Because the Nexus 5 is a Nexus smartphone, it will come with vanilla Android 4.4, meaning, it will be pure Google software and won’t have a UI like TouchWiz over the top. Buyers will have to decide if they prefer the pure vanilla Android or want the Samsung features on board. There are trade-offs for both.
Furthermore, the Nexus 5 will always be among the first devices to get updates because it gets software directly from Google. For many users, getting a big time update in a timely manner is important.

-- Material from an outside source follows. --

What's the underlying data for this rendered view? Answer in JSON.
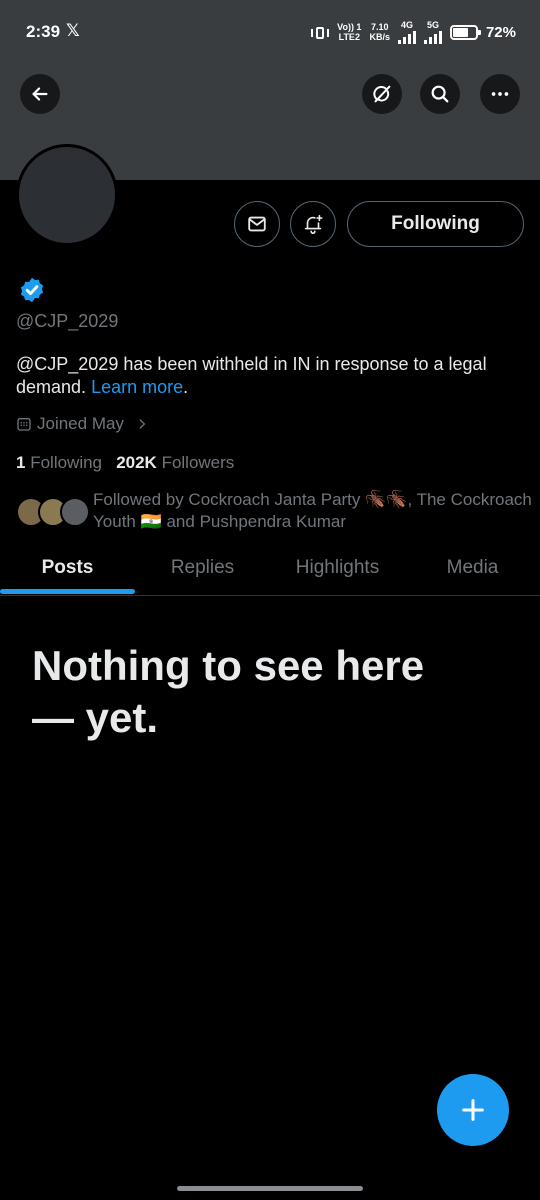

The Samsung Galaxy S3 is available on a host of networks in the United States including the 4G LTE networks of AT&T, Sprint, T-Mobile, U.S. Cellular and Verizon in the United States. It’s also available on smaller carriers including pre-paid ones. Having options is important to smartphone buyers and thankfully, the Galaxy S3 has a lot of them.
The Nexus 5 likely won’t have the same type of options that the Galaxy S3 does. Yes, it will run on 4G LTE, but leaks suggest that it will be coming to AT&T and T-Mobile like the Nexus 4 but also Sprint’s 4G LTE network. This isn’t confirmed but we’ve never seen a Nexus device land for all five major U.S. carriers and we don’t expect that to change now. So, expect limited options when it comes to the Nexus 5.
Finally, price. The Samsung Galaxy S3 is old which means that its price is very, very affordable on-contract. For instance, the device is now just $49.99 on-contract through Verizon, a carrier known for its high price points. Through retailers like Amazon, the device is far cheaper. Amazon, for example, has the Galaxy S3 available for $10 on-contract.
As for its off-contract price, the device commands a price that hovers around $400, relatively cheap for an unlocked Android smartphone. There are likely discounts to be found but from our travels, that’s around what buyers will expect to have to pay when getting it without a contract.
A big advantage that the Nexus series holds over other Android phones is its price. Last year’s Nexus 4 was extremely cheap and this year, the Nexus 5 will apparently follow in its footsteps. Kind of.
Leaks point to the Nexus 5 starting at $350 for the 16GB model, unlocked, while the 32GB model will apparently command a $400 price tag. That’s in the range of the Galaxy S3 unlocked, and it’s an extremely attractive price point overall.
We don’t expect the device to be made available on-contract which means that it will likely only appeal to those that are alright with not signing a contract with a carrier.